Friday, July 27, 2007

Mourning in America

Is focusing on the positive in the schools cases, the small remnants of Brown preserved for future generations, a mistake? In Patricia Williams's column this week in The Nation, in which she compares the decision to the assassination of Martin Luther King, Jr., Williams argues that it is:

"What concerns me at the moment is the general lack of outcry that has met the decision that public school districts cannot take voluntary action to overcome racial inequality. This represents, for all intents and purposes, the overturning of Brown v. Board of Education. Yet the response in many quarters has been to put a positive spin on it. At least it was a plurality decision. At least Justice Kennedy allowed that diversity is an interest....

And while the Supreme Court may force schools and employers to turn a blind eye to racism's ruinous cost of illiteracy, unemployment and poverty, the "war on terror" has reinvigorated profiling by race, religion, ethnicity and lord-knows-what-else. We seem well on our way to resurrecting a dual society, at one level of which no one sees a thing--the show must go on, so to speak. But some of the rest live in a shadow nation where race is a mark of unspeakable yet indelible consequence. "


Wednesday, July 25, 2007

The Impact on Higher Ed: Better than Expected, Worse than It Seems

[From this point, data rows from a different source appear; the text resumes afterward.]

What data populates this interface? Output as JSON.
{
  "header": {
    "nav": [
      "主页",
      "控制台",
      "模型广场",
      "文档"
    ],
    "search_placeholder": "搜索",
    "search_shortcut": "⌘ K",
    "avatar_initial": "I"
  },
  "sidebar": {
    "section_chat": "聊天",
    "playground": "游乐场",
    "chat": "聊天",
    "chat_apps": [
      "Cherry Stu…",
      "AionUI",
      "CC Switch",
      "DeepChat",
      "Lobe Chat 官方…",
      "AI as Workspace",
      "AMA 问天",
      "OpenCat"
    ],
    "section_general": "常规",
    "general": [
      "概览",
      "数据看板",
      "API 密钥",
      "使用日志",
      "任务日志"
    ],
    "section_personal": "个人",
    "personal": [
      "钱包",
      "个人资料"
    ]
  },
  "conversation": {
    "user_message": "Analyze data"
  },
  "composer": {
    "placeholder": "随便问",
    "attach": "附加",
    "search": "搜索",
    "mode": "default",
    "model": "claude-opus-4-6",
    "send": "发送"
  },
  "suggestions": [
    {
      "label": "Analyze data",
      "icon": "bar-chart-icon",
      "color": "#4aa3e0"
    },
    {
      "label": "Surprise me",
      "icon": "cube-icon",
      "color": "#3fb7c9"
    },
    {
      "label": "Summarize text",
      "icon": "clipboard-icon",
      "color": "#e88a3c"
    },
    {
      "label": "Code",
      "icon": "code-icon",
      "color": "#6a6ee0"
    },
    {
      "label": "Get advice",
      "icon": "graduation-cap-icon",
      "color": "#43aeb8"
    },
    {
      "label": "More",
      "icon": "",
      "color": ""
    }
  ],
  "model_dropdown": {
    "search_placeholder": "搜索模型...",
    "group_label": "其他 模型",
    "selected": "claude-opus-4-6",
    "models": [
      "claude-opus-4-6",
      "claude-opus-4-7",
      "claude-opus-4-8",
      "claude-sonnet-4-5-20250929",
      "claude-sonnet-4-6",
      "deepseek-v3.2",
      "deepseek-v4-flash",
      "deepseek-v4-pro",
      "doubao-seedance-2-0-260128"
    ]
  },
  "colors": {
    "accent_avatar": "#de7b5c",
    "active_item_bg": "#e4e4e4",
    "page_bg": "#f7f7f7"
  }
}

Gary Orfield, Erica Frankenberg and Liliana M. Garces of the Civil Rights Project wrote on July 24th in Inside Higher Ed that the Supreme Court's decision in Parents may not be cause for relief. They said "While a bullet was dodged, optimism should be restrained. The dike protecting affirmative action has held but the river that brings diverse groups of students to colleges may be drying up as a result of the latest decision."

Orfield, Frankenberg, and Garces argue that selective colleges and universities depend on attracting qualified applicants of color to their schools, and many of those applicants come from interracial schools. They go on to note that highly segregated schools produce less academically preparared students who are " often not ready to function socially on a largely white, affluent campus."

Rising segregation in schools, the authors state, will have two major implications for higher education: "First, rising segregation is likely to bring a rise in educational inequality and less prepared black and Latino students. Second, all incoming students are likely to have fewer interracial experiences prior to attending college meaning they will be less prepared for effective functioning in an interracial setting."

Orfield, Frankenberg, and Garces call for institutions of higher education to help limit the ill effects of the decision and keep alive the legacy of Brown by assising local school districts in finding legal and workable solutions to maintain diversity and taking a public leadership and education role in continuing to argue for the importance of integrated educational settings.


Tuesday, July 24, 2007

An Imbalance Grows in Cambridge Schools

In today's Boston Globe, Tracy Jan reports that Cambridge, touted as a national model for its economic integration plan, has become more racially segregated over the five years that the plan has been in practice.

"Under the plan, parents list their top three choices and are entered into two pools, depending on whether their children qualify for federally subsidized lunch, which serves as a common gauge of poverty. To qualify, a family's annual income, depending on its size, must range between $12,740 and $43,680; 45 percent of seats in each school are reserved for low-income students to reflect the district average. Schools could fluctuate 15 percent above or below that amount."

Unfortunately, however, while the plan has been modestly successful at economically desegregating the schools, Jan writes that "[P]arents choose schools where they feel the most comfortable, and their choices often split along racial lines. Some high-poverty, mostly minority schools have low-income families on their waiting lists but have trouble filling spots reserved for middle-class students. And some higher income schools popular among middle class families have empty seats for low-income students."

For schools looking to bring their integration plans into line with the recent decisions, Cambridge's combination of parent choice and economic diversity guidelines might be a good place to start, but changes must be made to ensure that racial diversity does not suffer as a result.